## Task statement
Images are to be left out; everything else in the listing should be repeated exactly.

*** Block opens ***

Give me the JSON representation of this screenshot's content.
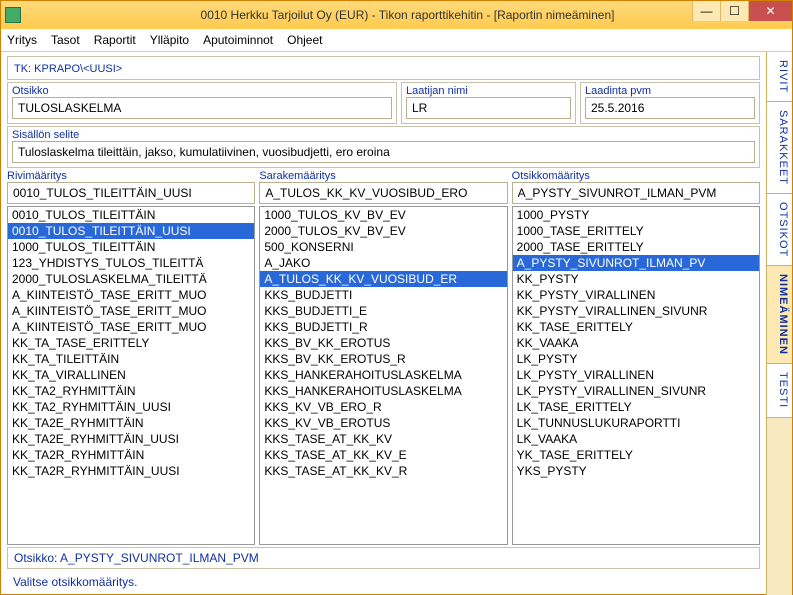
{
  "window": {
    "title": "0010  Herkku Tarjoilut Oy (EUR) - Tikon raporttikehitin - [Raportin nimeäminen]"
  },
  "menu": {
    "items": [
      "Yritys",
      "Tasot",
      "Raportit",
      "Ylläpito",
      "Aputoiminnot",
      "Ohjeet"
    ]
  },
  "path": "TK: KPRAPO\\<UUSI>",
  "fields": {
    "otsikko_label": "Otsikko",
    "otsikko_value": "TULOSLASKELMA",
    "laatija_label": "Laatijan nimi",
    "laatija_value": "LR",
    "pvm_label": "Laadinta pvm",
    "pvm_value": "25.5.2016",
    "selite_label": "Sisällön selite",
    "selite_value": "Tuloslaskelma tileittäin, jakso, kumulatiivinen, vuosibudjetti, ero eroina"
  },
  "columns": {
    "rivi": {
      "label": "Rivimääritys",
      "value": "0010_TULOS_TILEITTÄIN_UUSI",
      "selected": "0010_TULOS_TILEITTÄIN_UUSI",
      "items": [
        "0010_TULOS_TILEITTÄIN",
        "0010_TULOS_TILEITTÄIN_UUSI",
        "1000_TULOS_TILEITTÄIN",
        "123_YHDISTYS_TULOS_TILEITTÄ",
        "2000_TULOSLASKELMA_TILEITTÄ",
        "A_KIINTEISTÖ_TASE_ERITT_MUO",
        "A_KIINTEISTÖ_TASE_ERITT_MUO",
        "A_KIINTEISTÖ_TASE_ERITT_MUO",
        "KK_TA_TASE_ERITTELY",
        "KK_TA_TILEITTÄIN",
        "KK_TA_VIRALLINEN",
        "KK_TA2_RYHMITTÄIN",
        "KK_TA2_RYHMITTÄIN_UUSI",
        "KK_TA2E_RYHMITTÄIN",
        "KK_TA2E_RYHMITTÄIN_UUSI",
        "KK_TA2R_RYHMITTÄIN",
        "KK_TA2R_RYHMITTÄIN_UUSI"
      ]
    },
    "sarake": {
      "label": "Sarakemääritys",
      "value": "A_TULOS_KK_KV_VUOSIBUD_ERO",
      "selected": "A_TULOS_KK_KV_VUOSIBUD_ER",
      "items": [
        "1000_TULOS_KV_BV_EV",
        "2000_TULOS_KV_BV_EV",
        "500_KONSERNI",
        "A_JAKO",
        "A_TULOS_KK_KV_VUOSIBUD_ER",
        "KKS_BUDJETTI",
        "KKS_BUDJETTI_E",
        "KKS_BUDJETTI_R",
        "KKS_BV_KK_EROTUS",
        "KKS_BV_KK_EROTUS_R",
        "KKS_HANKERAHOITUSLASKELMA",
        "KKS_HANKERAHOITUSLASKELMA",
        "KKS_KV_VB_ERO_R",
        "KKS_KV_VB_EROTUS",
        "KKS_TASE_AT_KK_KV",
        "KKS_TASE_AT_KK_KV_E",
        "KKS_TASE_AT_KK_KV_R"
      ]
    },
    "otsikko": {
      "label": "Otsikkomääritys",
      "value": "A_PYSTY_SIVUNROT_ILMAN_PVM",
      "selected": "A_PYSTY_SIVUNROT_ILMAN_PV",
      "items": [
        "1000_PYSTY",
        "1000_TASE_ERITTELY",
        "2000_TASE_ERITTELY",
        "A_PYSTY_SIVUNROT_ILMAN_PV",
        "KK_PYSTY",
        "KK_PYSTY_VIRALLINEN",
        "KK_PYSTY_VIRALLINEN_SIVUNR",
        "KK_TASE_ERITTELY",
        "KK_VAAKA",
        "LK_PYSTY",
        "LK_PYSTY_VIRALLINEN",
        "LK_PYSTY_VIRALLINEN_SIVUNR",
        "LK_TASE_ERITTELY",
        "LK_TUNNUSLUKURAPORTTI",
        "LK_VAAKA",
        "YK_TASE_ERITTELY",
        "YKS_PYSTY"
      ]
    }
  },
  "status": {
    "line": "Otsikko: A_PYSTY_SIVUNROT_ILMAN_PVM",
    "hint": "Valitse otsikkomääritys."
  },
  "side_tabs": [
    "RIVIT",
    "SARAKKEET",
    "OTSIKOT",
    "NIMEÄMINEN",
    "TESTI"
  ],
  "side_active": "NIMEÄMINEN"
}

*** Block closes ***

## Task result
Give me the JSON representation of this screenshot's content.
{
  "window": {
    "title": "0010  Herkku Tarjoilut Oy (EUR) - Tikon raporttikehitin - [Raportin nimeäminen]"
  },
  "menu": {
    "items": [
      "Yritys",
      "Tasot",
      "Raportit",
      "Ylläpito",
      "Aputoiminnot",
      "Ohjeet"
    ]
  },
  "path": "TK: KPRAPO\\<UUSI>",
  "fields": {
    "otsikko_label": "Otsikko",
    "otsikko_value": "TULOSLASKELMA",
    "laatija_label": "Laatijan nimi",
    "laatija_value": "LR",
    "pvm_label": "Laadinta pvm",
    "pvm_value": "25.5.2016",
    "selite_label": "Sisällön selite",
    "selite_value": "Tuloslaskelma tileittäin, jakso, kumulatiivinen, vuosibudjetti, ero eroina"
  },
  "columns": {
    "rivi": {
      "label": "Rivimääritys",
      "value": "0010_TULOS_TILEITTÄIN_UUSI",
      "selected": "0010_TULOS_TILEITTÄIN_UUSI",
      "items": [
        "0010_TULOS_TILEITTÄIN",
        "0010_TULOS_TILEITTÄIN_UUSI",
        "1000_TULOS_TILEITTÄIN",
        "123_YHDISTYS_TULOS_TILEITTÄ",
        "2000_TULOSLASKELMA_TILEITTÄ",
        "A_KIINTEISTÖ_TASE_ERITT_MUO",
        "A_KIINTEISTÖ_TASE_ERITT_MUO",
        "A_KIINTEISTÖ_TASE_ERITT_MUO",
        "KK_TA_TASE_ERITTELY",
        "KK_TA_TILEITTÄIN",
        "KK_TA_VIRALLINEN",
        "KK_TA2_RYHMITTÄIN",
        "KK_TA2_RYHMITTÄIN_UUSI",
        "KK_TA2E_RYHMITTÄIN",
        "KK_TA2E_RYHMITTÄIN_UUSI",
        "KK_TA2R_RYHMITTÄIN",
        "KK_TA2R_RYHMITTÄIN_UUSI"
      ]
    },
    "sarake": {
      "label": "Sarakemääritys",
      "value": "A_TULOS_KK_KV_VUOSIBUD_ERO",
      "selected": "A_TULOS_KK_KV_VUOSIBUD_ER",
      "items": [
        "1000_TULOS_KV_BV_EV",
        "2000_TULOS_KV_BV_EV",
        "500_KONSERNI",
        "A_JAKO",
        "A_TULOS_KK_KV_VUOSIBUD_ER",
        "KKS_BUDJETTI",
        "KKS_BUDJETTI_E",
        "KKS_BUDJETTI_R",
        "KKS_BV_KK_EROTUS",
        "KKS_BV_KK_EROTUS_R",
        "KKS_HANKERAHOITUSLASKELMA",
        "KKS_HANKERAHOITUSLASKELMA",
        "KKS_KV_VB_ERO_R",
        "KKS_KV_VB_EROTUS",
        "KKS_TASE_AT_KK_KV",
        "KKS_TASE_AT_KK_KV_E",
        "KKS_TASE_AT_KK_KV_R"
      ]
    },
    "otsikko": {
      "label": "Otsikkomääritys",
      "value": "A_PYSTY_SIVUNROT_ILMAN_PVM",
      "selected": "A_PYSTY_SIVUNROT_ILMAN_PV",
      "items": [
        "1000_PYSTY",
        "1000_TASE_ERITTELY",
        "2000_TASE_ERITTELY",
        "A_PYSTY_SIVUNROT_ILMAN_PV",
        "KK_PYSTY",
        "KK_PYSTY_VIRALLINEN",
        "KK_PYSTY_VIRALLINEN_SIVUNR",
        "KK_TASE_ERITTELY",
        "KK_VAAKA",
        "LK_PYSTY",
        "LK_PYSTY_VIRALLINEN",
        "LK_PYSTY_VIRALLINEN_SIVUNR",
        "LK_TASE_ERITTELY",
        "LK_TUNNUSLUKURAPORTTI",
        "LK_VAAKA",
        "YK_TASE_ERITTELY",
        "YKS_PYSTY"
      ]
    }
  },
  "status": {
    "line": "Otsikko: A_PYSTY_SIVUNROT_ILMAN_PVM",
    "hint": "Valitse otsikkomääritys."
  },
  "side_tabs": [
    "RIVIT",
    "SARAKKEET",
    "OTSIKOT",
    "NIMEÄMINEN",
    "TESTI"
  ],
  "side_active": "NIMEÄMINEN"
}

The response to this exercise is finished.